Beth Odahlen, coordinator of the event, is organizing a 5K walk/run and silent auction to be held on Sunday, Sept. 7, in Oak Park. Registration starts at 4:30 p.m. and the walk/run starts at 5:30 p.m. The last bid for the silent auction will be taken at 6:45 p.m. There is a $35 fee to participate in the event, with proceeds going to the Leukemia and Lymphoma Society (LLS) for research. The LLS organization is involved in blood cancer research, patient and family counseling and blood cancer education.
Five years ago, Odahlen said her husband was diagnosed with a form of cancer of the white blood cells and has gone through treatment for it. Her husband is lucky, she added, because he's able to keep the cancer at bay with drug therapy, taking a pill everyday. "When we had a chance to breathe, the LLS was really helpful and gave a lot of education," Odahlen said. "I thought I needed to pay it forward."
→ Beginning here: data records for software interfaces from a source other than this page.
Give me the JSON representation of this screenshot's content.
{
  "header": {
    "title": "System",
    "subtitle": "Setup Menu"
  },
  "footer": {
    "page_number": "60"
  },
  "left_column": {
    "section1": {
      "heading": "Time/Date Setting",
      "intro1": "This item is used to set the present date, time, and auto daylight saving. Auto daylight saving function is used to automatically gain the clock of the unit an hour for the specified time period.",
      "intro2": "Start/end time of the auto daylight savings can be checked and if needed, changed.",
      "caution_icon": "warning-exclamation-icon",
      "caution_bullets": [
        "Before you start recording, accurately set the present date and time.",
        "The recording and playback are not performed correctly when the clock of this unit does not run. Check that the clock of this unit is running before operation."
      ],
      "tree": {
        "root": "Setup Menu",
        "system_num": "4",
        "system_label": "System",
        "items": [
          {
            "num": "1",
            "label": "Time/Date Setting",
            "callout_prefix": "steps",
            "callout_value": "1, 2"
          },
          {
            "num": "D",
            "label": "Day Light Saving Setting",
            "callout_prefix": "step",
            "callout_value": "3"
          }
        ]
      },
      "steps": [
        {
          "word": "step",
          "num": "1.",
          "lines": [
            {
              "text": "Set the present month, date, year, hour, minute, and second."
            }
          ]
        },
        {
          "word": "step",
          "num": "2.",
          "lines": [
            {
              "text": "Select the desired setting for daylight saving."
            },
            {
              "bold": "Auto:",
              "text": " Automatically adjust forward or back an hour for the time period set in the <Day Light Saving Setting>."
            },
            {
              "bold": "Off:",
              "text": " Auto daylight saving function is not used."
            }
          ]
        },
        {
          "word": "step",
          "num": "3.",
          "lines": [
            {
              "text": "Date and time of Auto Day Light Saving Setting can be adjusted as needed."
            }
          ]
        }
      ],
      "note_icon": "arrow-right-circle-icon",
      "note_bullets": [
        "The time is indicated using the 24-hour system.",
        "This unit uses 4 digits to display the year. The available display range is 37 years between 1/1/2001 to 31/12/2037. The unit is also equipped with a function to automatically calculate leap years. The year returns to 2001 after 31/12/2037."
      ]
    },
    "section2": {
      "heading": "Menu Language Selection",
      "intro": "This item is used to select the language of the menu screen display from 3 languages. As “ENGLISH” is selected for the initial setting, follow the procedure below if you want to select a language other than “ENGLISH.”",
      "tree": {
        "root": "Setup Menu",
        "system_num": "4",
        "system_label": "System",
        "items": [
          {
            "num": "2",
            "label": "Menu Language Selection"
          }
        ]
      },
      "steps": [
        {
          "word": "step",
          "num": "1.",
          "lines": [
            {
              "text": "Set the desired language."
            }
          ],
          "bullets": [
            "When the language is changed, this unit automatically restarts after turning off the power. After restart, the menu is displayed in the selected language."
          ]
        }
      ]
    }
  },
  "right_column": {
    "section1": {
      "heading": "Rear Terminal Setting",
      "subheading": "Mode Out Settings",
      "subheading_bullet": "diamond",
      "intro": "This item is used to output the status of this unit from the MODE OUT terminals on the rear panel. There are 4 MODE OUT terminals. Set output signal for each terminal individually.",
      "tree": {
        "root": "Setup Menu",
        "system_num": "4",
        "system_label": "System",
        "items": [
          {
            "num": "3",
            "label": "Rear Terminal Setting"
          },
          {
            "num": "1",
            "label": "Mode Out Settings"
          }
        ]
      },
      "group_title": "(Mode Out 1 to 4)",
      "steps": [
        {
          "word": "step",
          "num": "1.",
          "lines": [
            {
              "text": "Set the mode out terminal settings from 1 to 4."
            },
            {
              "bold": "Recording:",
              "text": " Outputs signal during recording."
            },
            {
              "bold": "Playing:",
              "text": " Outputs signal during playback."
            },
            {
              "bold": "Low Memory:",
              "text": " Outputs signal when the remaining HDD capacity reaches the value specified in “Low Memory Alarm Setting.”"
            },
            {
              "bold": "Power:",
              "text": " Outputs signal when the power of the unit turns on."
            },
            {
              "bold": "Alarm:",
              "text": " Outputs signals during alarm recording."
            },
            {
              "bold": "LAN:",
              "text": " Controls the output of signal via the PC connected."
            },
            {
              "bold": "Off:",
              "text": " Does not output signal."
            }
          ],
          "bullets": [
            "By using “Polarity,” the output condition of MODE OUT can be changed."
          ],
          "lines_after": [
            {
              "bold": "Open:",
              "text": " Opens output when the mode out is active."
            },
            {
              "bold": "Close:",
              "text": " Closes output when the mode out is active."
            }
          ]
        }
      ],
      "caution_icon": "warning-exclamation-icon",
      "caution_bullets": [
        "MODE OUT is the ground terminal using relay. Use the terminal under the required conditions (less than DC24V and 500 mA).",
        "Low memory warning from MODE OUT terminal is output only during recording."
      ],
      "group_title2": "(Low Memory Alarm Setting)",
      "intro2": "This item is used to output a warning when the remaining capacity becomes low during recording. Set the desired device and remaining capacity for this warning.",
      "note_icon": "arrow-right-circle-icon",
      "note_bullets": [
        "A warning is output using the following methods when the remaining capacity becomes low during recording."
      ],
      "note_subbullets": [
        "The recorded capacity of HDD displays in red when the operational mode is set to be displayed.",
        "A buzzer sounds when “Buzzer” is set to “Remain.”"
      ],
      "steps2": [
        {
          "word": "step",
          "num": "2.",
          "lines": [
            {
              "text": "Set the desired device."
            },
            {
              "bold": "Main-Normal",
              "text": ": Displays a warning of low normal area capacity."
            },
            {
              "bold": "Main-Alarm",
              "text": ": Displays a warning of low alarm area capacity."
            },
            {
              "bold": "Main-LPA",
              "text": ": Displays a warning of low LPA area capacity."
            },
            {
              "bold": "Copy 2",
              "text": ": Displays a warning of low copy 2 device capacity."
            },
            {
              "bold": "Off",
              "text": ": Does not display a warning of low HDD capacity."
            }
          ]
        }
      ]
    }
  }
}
The idea for coordinating a 5K walk/run came from Odahlen's friend, who participated in Team in Training (TNT), an organization that provides training to complete events such as marathons, triathlons or biking events. In return, TNT team members raise funds to help support the LLS in exchange for certified coaches, training, mentorship and event fees to accredited events across the U.S.
Last year, Odahlen ran a half-marathon in the Nike Marathon in San Francisco and there was a large number of TNT participants who ran in the race. "I am definitely not a runner, but if people have to go through cancer treatment, then I can run a half-marathon," she said. The race was amazing, she added, and good for her husband to see all of the support from the TNT runners.
Odahlen will be running in the same half-marathon in San Francisco again this year and wanted to bring more local awareness to what the Leukemia and Lymphoma Society does. "It's (the event in Minot) a good way to bring awareness and raise money for research," she added. The research that LLS does focuses on drug therapies that specifically target the person's type of blood cancer. It's a more personal type of treatment, Odahlen said, and they look at the drug therapy approach. "They hone in what the drug does to the body," she added.
September is Blood Cancer Awareness month so Odahlen thought an event like this would bring awareness to people. "I don't think people are aware of how many people get diagnosed (with blood cancers) each year," she added. "To cure this type of cancer, you need the funds and type of research that LLS does." Also, Odahlen said that another way for people to show their support at Sunday's event is to wear orange or lime green. Orange is the designated color for leukemia, while lime green is the designated color for lymphoma.